The GraphDB has few but strong concepts. Graphs are composed by:
  • Vertex or Node, the linked entity. Vertexes can have properties.
  • Edge or Arc, as the link between the Vertexes. Edges can have properties and can be unidirectional or bidirectional
  • Property, is a value to assign to Vertexes and Edges. A property has a name and a value
Each GraphDB product is based upon the above concepts, but features can be very different among them. Furthermore there isn't a standard for them and an application can't migrate from one to another one at zero or low cost.

This is the reason why I want to introduce the Tinkerpop Blueprints. This Open Source project aims to have a shared set of basic interfaces to abstract the concepts of Graph, Vertex, Edge and Property. In this way applications can easily migrate to another available implementation of the specification.

Furthermore Tinkerpop has created a complete stack of tools and framework to work with Graphs.
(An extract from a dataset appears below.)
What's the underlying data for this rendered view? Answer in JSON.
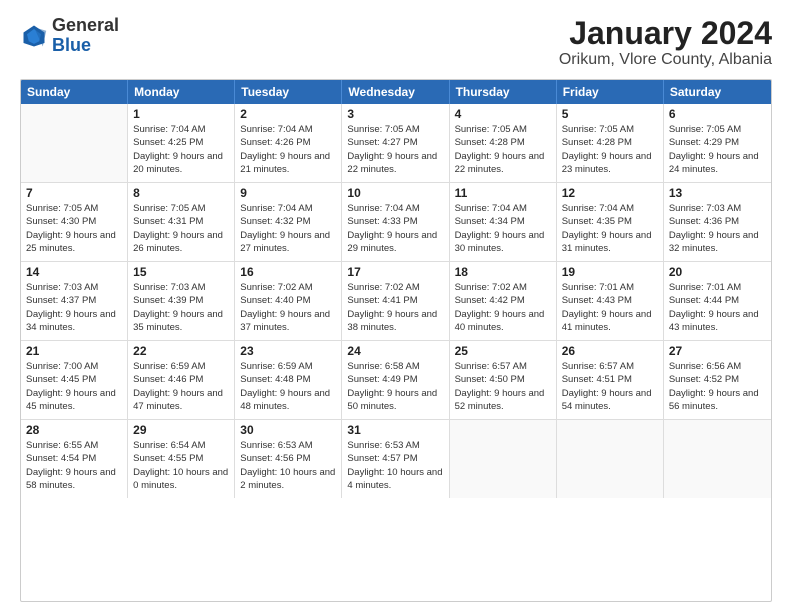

Below the main ones:
  • Gremlin is a Turing-complete, graph-based programming language designed for key/value-pair multi-relational graphs. Gremlin makes use of an XPath-like syntax to support complex graph traversals. This language has application in the areas of graph query, analysis, and manipulation.
  • Rexster is a RESTful graph shell that exposes any Blueprints graph as a standalone server. Extensions support standard traversal goals such as search, score, rank, and, in concert, recommendation. Rexster makes extensive use of Blueprints, Pipes, and Gremlin. In this way its possible to run Rexster over various graph systems.
  • Pipes is a graph-based data flow framework for Java 1.6+. A process graph is composed of a set of process vertices connected to one another by a set of communication edges. Pipes supports the splitting, merging, and transformation of data from input to output.

(1) What do you think about this effort to standardize GraphDB?

(2) What is missed today in Tinkerpop Blueprints API?

(3) Does a .NET porting make sense?